24-year-old Tim applies for around 20 jobs a fortnight, so far without any luck.

Evidence from the Anglicare Jobs Availability Snapshot shows a staggering almost 1.9 million people like Tim across Australia are either unemployed or underemployed – with underemployment up four per cent compared to 2018.

To make matters worse, people with higher qualifications are working in lower skilled jobs, putting more pressure on entry-level job seekers’ ability to compete.

“While we’re currently enjoying exciting times for highly profitable industries in SA, particularly in defence, space and the arts, we need to make sure our state progresses without leaving the most vulnerable behind,” Mr Sandeman said.

“We must do more than just sit and wait for jobs – often ones which require specific skill sets, qualifications and experience – to be generated by international business investment.

“Particularly in Adelaide’s north and other areas where we provide support services, unemployment and underemployment will continue to increase social and economic disadvantage.

“If we’re serious about supporting people and families and building strong and sustainable communities, we need to create opportunities for job seekers at all skill levels – rather than forcing competition for jobs that just aren’t there.”

People with higher qualifications are working in lower skilled jobs, putting more pressure on entry-level job seekers.

National Jobs Availability Snapshot 2019 Key Findings

The Snapshot found that across Australia:

  • More than 704,700 people are unemployed
  • More than 1.16 million people are underemployed (4% increase compared to 2018)
  • Almost 100,000 job seekers are only qualified for entry-level jobs
  • Of the 174,000 job vacancies advertised, only 18,200 (10%) were entry-level jobs (4% reduction compared to 2018)
  • Nationally, there are just over 5 job seekers competing for every entry-level job
  • In SA, there are 9.1 job seekers competing for every entry-level job

The Job Availability Snapshot, released today during Anti-Poverty Week, highlights the real and present effects of disadvantage, vulnerability and joblessness across SA.

“We must support, empower and uplift those who need it most – and by doing so, we can profoundly impact all South Australians.

“The need for change is urgent.
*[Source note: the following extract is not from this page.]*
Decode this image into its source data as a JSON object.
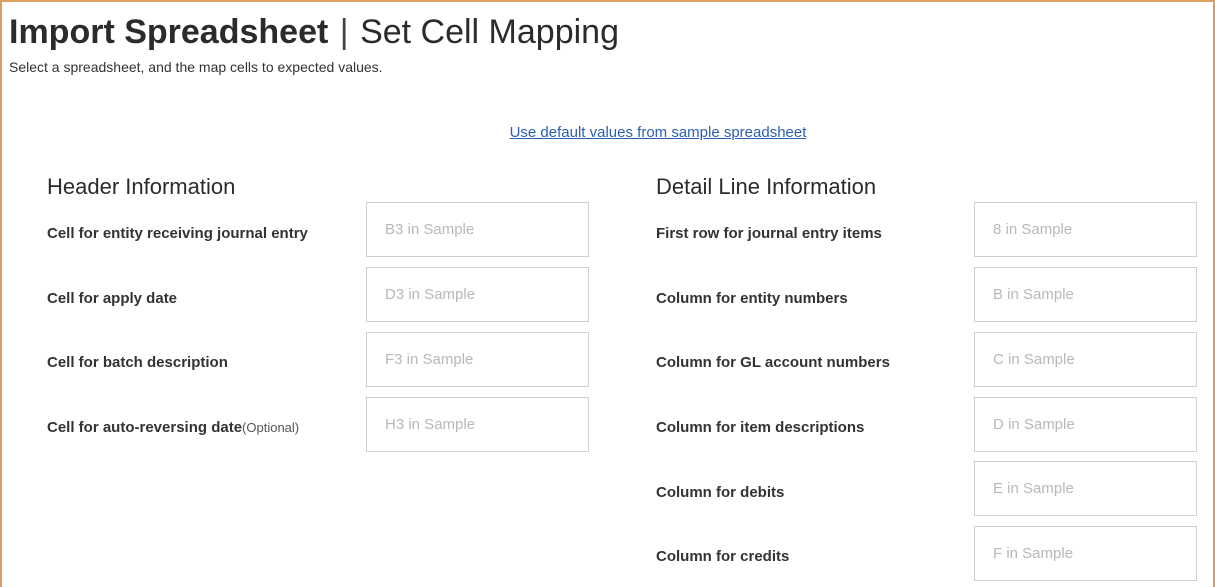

If we don’t fix this broken system, we could witness the human tragedy of lifelong poverty in our country, which is supposedly economically wealthy.”

Read the full Anglicare Australia 2019 Jobs Availability Snapshot here.